330 Main Street, Box 609
EXETER, Ontario N0M 1S6
Our display for Doors Open will include models of airplanes related to the Centralia Flight School in the children’s area. There will also be “make and take” airplane crafts for all ages of children. The adult reading area will include a display dedicated to the War of 1812. The glass case in the foyer will feature library history and photographs.
– – – – – –
The Exeter Public Library is an accessible facility that provides computers for public access to the internet and library resources, a separate children’s room, an adult reading area, programs for all ages of children, author visits, social teas, book clubs, downloadable e-books, movies, electronic games, and, of course, books.
History of the Exeter Library
In 1878, Taman’s Store (401 Main Street) housed Exeter’s earliest library, a Mechanics’ Institute. Ten years later, the library and reading room could be found in the two lower rooms of the Town Hall. This is where it remained until construction of the Carnegie Library was completed. in 1915
Numerous Carnegie Libraries were being built during this era. Carnegie generously offered to grant money to build the community a library as long as an appropriate piece of land could be provided. As well, 10% of the grant amount had to be spent annually on the library’s maintenance. In December of 1913, the Exeter Library Board resolved to offer Mrs. Bawden $1,100 for her property on Main Street. In January of 1914, an agreement was signed and W.A. mahoney was requested to submit architectural plans. Altogether, Carnegie granted the library $8,000 and in 1915 the building was completed.

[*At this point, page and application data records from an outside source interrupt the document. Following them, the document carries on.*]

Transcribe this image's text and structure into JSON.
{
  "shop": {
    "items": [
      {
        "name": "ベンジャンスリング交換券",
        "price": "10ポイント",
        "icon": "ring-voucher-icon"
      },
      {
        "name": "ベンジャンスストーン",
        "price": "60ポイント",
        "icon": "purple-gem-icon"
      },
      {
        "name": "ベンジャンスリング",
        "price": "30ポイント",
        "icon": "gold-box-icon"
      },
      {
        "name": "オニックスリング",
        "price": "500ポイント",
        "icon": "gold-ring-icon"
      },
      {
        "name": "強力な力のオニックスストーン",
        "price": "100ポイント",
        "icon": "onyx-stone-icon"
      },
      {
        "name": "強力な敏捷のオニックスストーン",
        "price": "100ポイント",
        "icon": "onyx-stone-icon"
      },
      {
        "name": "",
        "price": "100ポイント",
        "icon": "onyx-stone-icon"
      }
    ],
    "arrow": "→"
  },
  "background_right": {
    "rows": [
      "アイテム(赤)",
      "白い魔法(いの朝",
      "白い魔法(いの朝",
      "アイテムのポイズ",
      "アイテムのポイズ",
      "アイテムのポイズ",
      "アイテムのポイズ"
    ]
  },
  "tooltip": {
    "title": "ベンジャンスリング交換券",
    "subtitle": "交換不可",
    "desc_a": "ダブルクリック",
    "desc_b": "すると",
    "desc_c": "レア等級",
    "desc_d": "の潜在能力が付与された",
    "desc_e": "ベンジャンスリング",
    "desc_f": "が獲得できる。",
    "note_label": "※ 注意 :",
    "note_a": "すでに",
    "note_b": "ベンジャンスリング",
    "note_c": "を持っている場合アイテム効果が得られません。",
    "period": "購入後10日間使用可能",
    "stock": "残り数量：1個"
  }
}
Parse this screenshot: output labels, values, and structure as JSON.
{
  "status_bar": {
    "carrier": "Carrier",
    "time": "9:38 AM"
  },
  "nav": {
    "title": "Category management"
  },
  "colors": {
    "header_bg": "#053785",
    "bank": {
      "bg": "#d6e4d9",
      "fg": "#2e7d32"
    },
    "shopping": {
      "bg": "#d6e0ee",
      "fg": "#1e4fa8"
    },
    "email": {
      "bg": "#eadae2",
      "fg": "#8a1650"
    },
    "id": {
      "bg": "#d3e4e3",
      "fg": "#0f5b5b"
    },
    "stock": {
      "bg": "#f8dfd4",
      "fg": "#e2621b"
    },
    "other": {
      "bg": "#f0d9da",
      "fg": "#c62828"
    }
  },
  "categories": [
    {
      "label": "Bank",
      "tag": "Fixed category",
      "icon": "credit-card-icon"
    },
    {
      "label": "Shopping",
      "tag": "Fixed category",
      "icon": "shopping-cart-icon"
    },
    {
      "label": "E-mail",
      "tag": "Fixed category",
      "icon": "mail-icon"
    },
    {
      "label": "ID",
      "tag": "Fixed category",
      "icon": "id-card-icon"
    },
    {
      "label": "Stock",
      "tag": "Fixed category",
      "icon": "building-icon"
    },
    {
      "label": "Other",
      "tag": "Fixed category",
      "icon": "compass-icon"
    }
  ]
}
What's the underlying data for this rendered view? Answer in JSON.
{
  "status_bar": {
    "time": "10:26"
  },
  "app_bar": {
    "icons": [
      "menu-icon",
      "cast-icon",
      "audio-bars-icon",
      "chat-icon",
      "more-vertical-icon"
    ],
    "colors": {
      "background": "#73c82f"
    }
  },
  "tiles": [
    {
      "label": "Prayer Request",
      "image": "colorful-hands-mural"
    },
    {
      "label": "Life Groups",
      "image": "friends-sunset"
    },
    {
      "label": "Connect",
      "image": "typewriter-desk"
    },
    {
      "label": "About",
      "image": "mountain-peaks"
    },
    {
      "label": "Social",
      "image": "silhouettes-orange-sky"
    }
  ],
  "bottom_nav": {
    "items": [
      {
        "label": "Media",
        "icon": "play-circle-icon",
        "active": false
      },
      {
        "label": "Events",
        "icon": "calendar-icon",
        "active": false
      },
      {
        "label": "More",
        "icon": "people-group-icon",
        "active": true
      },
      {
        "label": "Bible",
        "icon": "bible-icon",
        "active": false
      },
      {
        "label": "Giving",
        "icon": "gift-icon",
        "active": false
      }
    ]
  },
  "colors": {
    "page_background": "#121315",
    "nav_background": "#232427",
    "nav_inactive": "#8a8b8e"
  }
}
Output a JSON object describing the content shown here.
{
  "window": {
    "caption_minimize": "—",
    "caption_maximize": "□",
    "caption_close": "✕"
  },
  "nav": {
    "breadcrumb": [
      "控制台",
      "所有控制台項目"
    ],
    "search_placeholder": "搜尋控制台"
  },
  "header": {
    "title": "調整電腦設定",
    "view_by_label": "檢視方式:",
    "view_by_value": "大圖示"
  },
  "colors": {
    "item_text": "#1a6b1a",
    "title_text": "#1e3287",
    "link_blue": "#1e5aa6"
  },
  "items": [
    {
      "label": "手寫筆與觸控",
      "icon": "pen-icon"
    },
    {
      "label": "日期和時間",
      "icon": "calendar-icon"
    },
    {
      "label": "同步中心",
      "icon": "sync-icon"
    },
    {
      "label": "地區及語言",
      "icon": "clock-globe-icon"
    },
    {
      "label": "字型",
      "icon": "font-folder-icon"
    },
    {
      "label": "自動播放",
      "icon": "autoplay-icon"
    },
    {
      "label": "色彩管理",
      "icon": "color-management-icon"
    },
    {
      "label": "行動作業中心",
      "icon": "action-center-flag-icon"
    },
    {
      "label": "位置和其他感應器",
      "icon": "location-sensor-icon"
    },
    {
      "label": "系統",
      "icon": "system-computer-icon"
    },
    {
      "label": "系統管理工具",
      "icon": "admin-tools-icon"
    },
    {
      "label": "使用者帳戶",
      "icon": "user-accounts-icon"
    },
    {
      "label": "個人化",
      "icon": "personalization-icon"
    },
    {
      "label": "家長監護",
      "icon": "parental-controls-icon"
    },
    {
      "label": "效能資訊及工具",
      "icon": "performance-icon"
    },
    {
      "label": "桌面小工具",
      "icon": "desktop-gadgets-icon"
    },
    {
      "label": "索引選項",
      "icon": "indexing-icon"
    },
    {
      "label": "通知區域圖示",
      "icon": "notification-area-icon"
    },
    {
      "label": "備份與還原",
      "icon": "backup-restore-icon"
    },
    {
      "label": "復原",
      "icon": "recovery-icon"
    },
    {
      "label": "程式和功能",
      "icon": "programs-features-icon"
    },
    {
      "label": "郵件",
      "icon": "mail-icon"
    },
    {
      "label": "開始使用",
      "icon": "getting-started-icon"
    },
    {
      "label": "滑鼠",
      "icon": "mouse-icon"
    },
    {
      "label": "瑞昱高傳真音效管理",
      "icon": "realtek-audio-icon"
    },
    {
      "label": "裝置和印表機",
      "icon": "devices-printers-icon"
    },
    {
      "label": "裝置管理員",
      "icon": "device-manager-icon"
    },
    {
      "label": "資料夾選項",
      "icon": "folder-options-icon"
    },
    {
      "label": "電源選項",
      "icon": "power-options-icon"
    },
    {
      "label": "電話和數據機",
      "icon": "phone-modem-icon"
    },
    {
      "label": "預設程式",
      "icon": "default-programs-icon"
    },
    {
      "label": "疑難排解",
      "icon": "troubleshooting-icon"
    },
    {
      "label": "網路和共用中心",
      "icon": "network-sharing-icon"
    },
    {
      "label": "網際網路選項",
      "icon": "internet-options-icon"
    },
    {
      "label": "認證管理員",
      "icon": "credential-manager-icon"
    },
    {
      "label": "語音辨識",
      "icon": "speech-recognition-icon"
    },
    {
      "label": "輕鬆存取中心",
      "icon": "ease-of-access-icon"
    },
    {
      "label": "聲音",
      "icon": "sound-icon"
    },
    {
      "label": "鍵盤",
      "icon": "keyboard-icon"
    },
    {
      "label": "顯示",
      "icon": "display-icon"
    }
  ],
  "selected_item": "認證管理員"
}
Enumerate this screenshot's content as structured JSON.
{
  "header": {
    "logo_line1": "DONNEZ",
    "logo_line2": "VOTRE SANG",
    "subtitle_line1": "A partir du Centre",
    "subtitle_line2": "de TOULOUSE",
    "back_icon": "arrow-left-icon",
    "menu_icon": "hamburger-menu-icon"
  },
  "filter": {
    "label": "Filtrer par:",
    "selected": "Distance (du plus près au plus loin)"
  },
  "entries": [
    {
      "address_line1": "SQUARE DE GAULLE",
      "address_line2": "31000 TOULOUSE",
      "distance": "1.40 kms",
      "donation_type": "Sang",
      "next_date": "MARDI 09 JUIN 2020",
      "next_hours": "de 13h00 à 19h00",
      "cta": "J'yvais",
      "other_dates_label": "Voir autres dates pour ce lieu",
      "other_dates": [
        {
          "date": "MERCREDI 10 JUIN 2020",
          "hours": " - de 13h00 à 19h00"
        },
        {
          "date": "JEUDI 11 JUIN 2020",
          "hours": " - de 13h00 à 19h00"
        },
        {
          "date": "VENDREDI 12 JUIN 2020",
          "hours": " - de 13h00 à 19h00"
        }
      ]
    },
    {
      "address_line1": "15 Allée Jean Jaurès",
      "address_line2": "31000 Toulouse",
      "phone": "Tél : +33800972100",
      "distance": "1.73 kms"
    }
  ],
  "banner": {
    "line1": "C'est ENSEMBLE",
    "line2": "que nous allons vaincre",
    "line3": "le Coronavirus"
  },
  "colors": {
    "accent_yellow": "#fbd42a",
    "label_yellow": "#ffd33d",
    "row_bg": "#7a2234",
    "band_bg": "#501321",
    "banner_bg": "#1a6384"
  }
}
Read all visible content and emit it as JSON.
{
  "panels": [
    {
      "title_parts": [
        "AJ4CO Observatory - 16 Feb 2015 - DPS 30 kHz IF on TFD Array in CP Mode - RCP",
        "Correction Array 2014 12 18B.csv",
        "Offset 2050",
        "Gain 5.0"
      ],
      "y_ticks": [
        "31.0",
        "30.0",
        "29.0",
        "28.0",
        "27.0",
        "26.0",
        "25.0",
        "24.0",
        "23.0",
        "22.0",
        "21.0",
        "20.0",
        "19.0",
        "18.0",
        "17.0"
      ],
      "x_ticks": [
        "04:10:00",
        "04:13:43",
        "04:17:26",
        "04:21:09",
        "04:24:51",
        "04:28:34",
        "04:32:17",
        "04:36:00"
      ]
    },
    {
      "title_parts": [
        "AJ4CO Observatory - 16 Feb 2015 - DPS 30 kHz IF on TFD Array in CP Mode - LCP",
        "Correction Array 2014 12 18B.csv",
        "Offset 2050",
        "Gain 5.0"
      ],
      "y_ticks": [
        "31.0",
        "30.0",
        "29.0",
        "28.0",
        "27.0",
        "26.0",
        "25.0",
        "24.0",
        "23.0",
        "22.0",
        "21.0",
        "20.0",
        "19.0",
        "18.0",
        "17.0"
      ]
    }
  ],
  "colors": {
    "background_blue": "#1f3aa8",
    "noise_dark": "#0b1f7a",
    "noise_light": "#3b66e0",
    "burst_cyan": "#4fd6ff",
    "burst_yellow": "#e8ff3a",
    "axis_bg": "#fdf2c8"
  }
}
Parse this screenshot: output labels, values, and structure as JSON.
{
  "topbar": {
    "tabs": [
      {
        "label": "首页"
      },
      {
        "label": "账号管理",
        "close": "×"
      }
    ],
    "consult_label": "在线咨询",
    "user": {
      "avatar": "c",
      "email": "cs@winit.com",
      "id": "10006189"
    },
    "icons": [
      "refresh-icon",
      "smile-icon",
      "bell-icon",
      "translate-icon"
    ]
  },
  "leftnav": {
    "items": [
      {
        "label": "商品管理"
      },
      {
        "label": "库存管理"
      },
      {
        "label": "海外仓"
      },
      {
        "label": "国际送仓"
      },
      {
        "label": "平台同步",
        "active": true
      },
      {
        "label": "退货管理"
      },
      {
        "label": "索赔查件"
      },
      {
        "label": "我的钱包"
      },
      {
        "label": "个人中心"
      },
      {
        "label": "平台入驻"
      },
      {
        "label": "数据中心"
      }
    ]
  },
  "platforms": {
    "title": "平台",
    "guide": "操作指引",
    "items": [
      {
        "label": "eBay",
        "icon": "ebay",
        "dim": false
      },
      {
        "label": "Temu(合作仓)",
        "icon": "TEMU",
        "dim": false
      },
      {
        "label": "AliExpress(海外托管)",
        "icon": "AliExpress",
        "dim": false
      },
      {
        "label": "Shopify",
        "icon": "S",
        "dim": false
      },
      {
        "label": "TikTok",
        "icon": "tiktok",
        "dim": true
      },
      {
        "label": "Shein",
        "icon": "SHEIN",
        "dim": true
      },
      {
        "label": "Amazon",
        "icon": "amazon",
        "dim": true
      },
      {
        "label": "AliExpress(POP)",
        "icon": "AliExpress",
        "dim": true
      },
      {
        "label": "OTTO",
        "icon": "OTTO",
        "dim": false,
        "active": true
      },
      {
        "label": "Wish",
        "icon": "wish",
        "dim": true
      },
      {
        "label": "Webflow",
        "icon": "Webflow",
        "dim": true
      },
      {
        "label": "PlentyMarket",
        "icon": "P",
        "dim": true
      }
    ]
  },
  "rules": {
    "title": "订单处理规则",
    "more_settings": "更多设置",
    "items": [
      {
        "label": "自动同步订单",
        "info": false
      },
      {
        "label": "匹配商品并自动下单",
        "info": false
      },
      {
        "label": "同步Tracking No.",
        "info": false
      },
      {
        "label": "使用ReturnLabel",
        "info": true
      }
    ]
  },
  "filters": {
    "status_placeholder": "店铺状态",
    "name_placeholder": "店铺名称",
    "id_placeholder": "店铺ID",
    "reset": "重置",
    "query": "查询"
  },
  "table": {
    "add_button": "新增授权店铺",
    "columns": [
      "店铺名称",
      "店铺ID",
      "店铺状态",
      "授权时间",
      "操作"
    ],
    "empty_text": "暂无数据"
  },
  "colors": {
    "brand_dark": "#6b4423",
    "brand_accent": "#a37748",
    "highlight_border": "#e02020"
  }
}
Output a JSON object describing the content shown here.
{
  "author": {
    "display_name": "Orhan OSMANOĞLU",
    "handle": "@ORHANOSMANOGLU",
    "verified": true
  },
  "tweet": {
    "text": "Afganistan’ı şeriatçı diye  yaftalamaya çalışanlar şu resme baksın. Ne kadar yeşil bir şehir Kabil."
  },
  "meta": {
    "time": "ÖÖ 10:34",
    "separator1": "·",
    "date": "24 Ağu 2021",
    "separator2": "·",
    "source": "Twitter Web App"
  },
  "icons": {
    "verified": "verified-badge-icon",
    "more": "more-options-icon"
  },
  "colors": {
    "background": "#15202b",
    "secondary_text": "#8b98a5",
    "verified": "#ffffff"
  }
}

The Librarian, Mr. James Connor, was paid $200 a year. The basement fulfilled a number of functions in the early years. Sometimes it was used as a teaching place for the Exeter Public School. As well it was a reading room or was sometimes used for “legitimate” business meetings. During the Second World War, it was used primarily by the Red Cross.
In March of 1935, the library joined the Ontario Library Association. In October of 1941, the Exeter Public Library was represented at the initial meeting of the Huron County Library Association. It joined for an annual fee of $25 and remained a member until 1952. It joined again in 1958 for adult books only. The war years put constraints on the library and in October of 1943, it was decided that the library should be closed on Friday afternoons in order to conserve fuel.
A new component was added to the library in April of 1956 when it became the storehouse of the films and a projector of the National Film Board. As well, the Board decided to undertake microfilming the local newspaper along with the Times-Advocate which would share the cost. The University of Western Ontario also eventually purchased into the endeavour. A microfilm machine was bought in 1962 for $260 and in 1965 a children’s storyhour was started.
In February 2000, Town Council announced the hiring of architect Terry Marklevitz to design a new library building. The Carnegie library was demolished in September of 2000, and the library moved to temporary quarters in the former Canadian Tire building at the south end of Exeter. The new library was built at a cost of just over $1.4 million dollars. The Exeter Branch Library was opened on December 7, 2002.
The current library is an accessible facility that provides computers for public access to the internet and library resources, a separate children’s room, an adult reading area, programs for all ages of children, author visits, social teas, book clubs, downloadable e-books, movies, electronic games, and, of course, books.
Exeter Library Supervisors
|Miss Mabel Kemp||1898-1907|
|Mr. James Connor||1907-1923|
|Miss Grace Connor||1923-1925|
|Mrs. Mary E. Howard (Mrs. M.E. Gidley)||1925-1946|
|Miss Rita Howes (Mrs. Smith)||1946-1952|
|Mrs. Hilton Laing||1952-1966|
|Mrs. Florence Hendrick||1966-1968|
|Mrs. Elizabeth Schroeder||1968-1982|
|Mrs. Helen Hodgins||1982-2004|
|Mrs. Jane Hundey||2004-June 2012|
|Mrs. Jennifer Boles||June 2012-present|
(Adapted and updated from “Huron County Library History: 50 Years of Service” by Mary-Theresa Sloan and Nisa Howe)